Data =

┌──

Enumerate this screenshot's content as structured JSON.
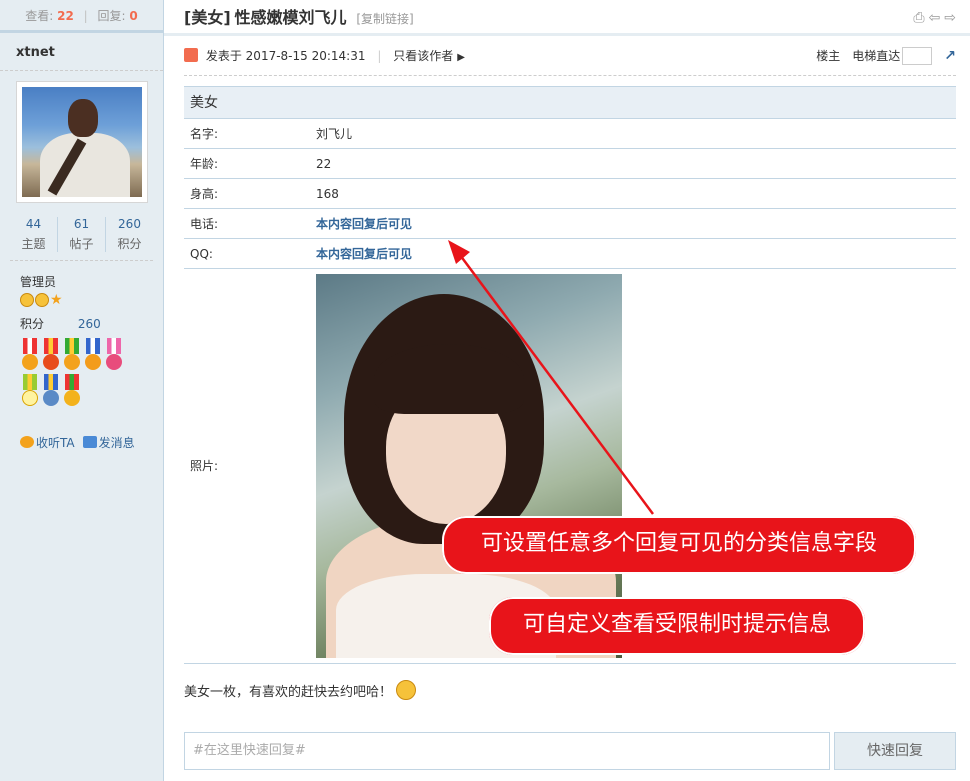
{
  "sidebar": {
    "views_label": "查看:",
    "views_count": "22",
    "replies_label": "回复:",
    "replies_count": "0",
    "author": "xtnet",
    "stats": [
      {
        "value": "44",
        "label": "主题"
      },
      {
        "value": "61",
        "label": "帖子"
      },
      {
        "value": "260",
        "label": "积分"
      }
    ],
    "role": "管理员",
    "credits_label": "积分",
    "credits_value": "260",
    "follow_label": "收听TA",
    "message_label": "发消息"
  },
  "thread": {
    "tag": "[美女]",
    "title": "性感嫩模刘飞儿",
    "copy_link": "[复制链接]"
  },
  "post_meta": {
    "posted_prefix": "发表于",
    "posted_at": "2017-8-15 20:14:31",
    "only_author": "只看该作者",
    "floor": "楼主",
    "jump_label": "电梯直达"
  },
  "info": {
    "category": "美女",
    "rows": [
      {
        "key": "名字:",
        "value": "刘飞儿"
      },
      {
        "key": "年龄:",
        "value": "22"
      },
      {
        "key": "身高:",
        "value": "168"
      },
      {
        "key": "电话:",
        "value": "本内容回复后可见"
      },
      {
        "key": "QQ:",
        "value": "本内容回复后可见"
      }
    ],
    "photo_key": "照片:"
  },
  "post_text": "美女一枚，有喜欢的赶快去约吧哈！",
  "quick_reply": {
    "placeholder": "#在这里快速回复#",
    "button": "快速回复"
  },
  "annotations": {
    "callout1": "可设置任意多个回复可见的分类信息字段",
    "callout2": "可自定义查看受限制时提示信息"
  },
  "colors": {
    "accent_red": "#e8141a",
    "link_blue": "#336699",
    "sidebar_bg": "#e5edf2"
  }
}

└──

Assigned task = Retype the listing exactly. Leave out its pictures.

Your solution =
Enumerate this screenshot's content as structured JSON.
{
  "sidebar": {
    "views_label": "查看:",
    "views_count": "22",
    "replies_label": "回复:",
    "replies_count": "0",
    "author": "xtnet",
    "stats": [
      {
        "value": "44",
        "label": "主题"
      },
      {
        "value": "61",
        "label": "帖子"
      },
      {
        "value": "260",
        "label": "积分"
      }
    ],
    "role": "管理员",
    "credits_label": "积分",
    "credits_value": "260",
    "follow_label": "收听TA",
    "message_label": "发消息"
  },
  "thread": {
    "tag": "[美女]",
    "title": "性感嫩模刘飞儿",
    "copy_link": "[复制链接]"
  },
  "post_meta": {
    "posted_prefix": "发表于",
    "posted_at": "2017-8-15 20:14:31",
    "only_author": "只看该作者",
    "floor": "楼主",
    "jump_label": "电梯直达"
  },
  "info": {
    "category": "美女",
    "rows": [
      {
        "key": "名字:",
        "value": "刘飞儿"
      },
      {
        "key": "年龄:",
        "value": "22"
      },
      {
        "key": "身高:",
        "value": "168"
      },
      {
        "key": "电话:",
        "value": "本内容回复后可见"
      },
      {
        "key": "QQ:",
        "value": "本内容回复后可见"
      }
    ],
    "photo_key": "照片:"
  },
  "post_text": "美女一枚，有喜欢的赶快去约吧哈！",
  "quick_reply": {
    "placeholder": "#在这里快速回复#",
    "button": "快速回复"
  },
  "annotations": {
    "callout1": "可设置任意多个回复可见的分类信息字段",
    "callout2": "可自定义查看受限制时提示信息"
  },
  "colors": {
    "accent_red": "#e8141a",
    "link_blue": "#336699",
    "sidebar_bg": "#e5edf2"
  }
}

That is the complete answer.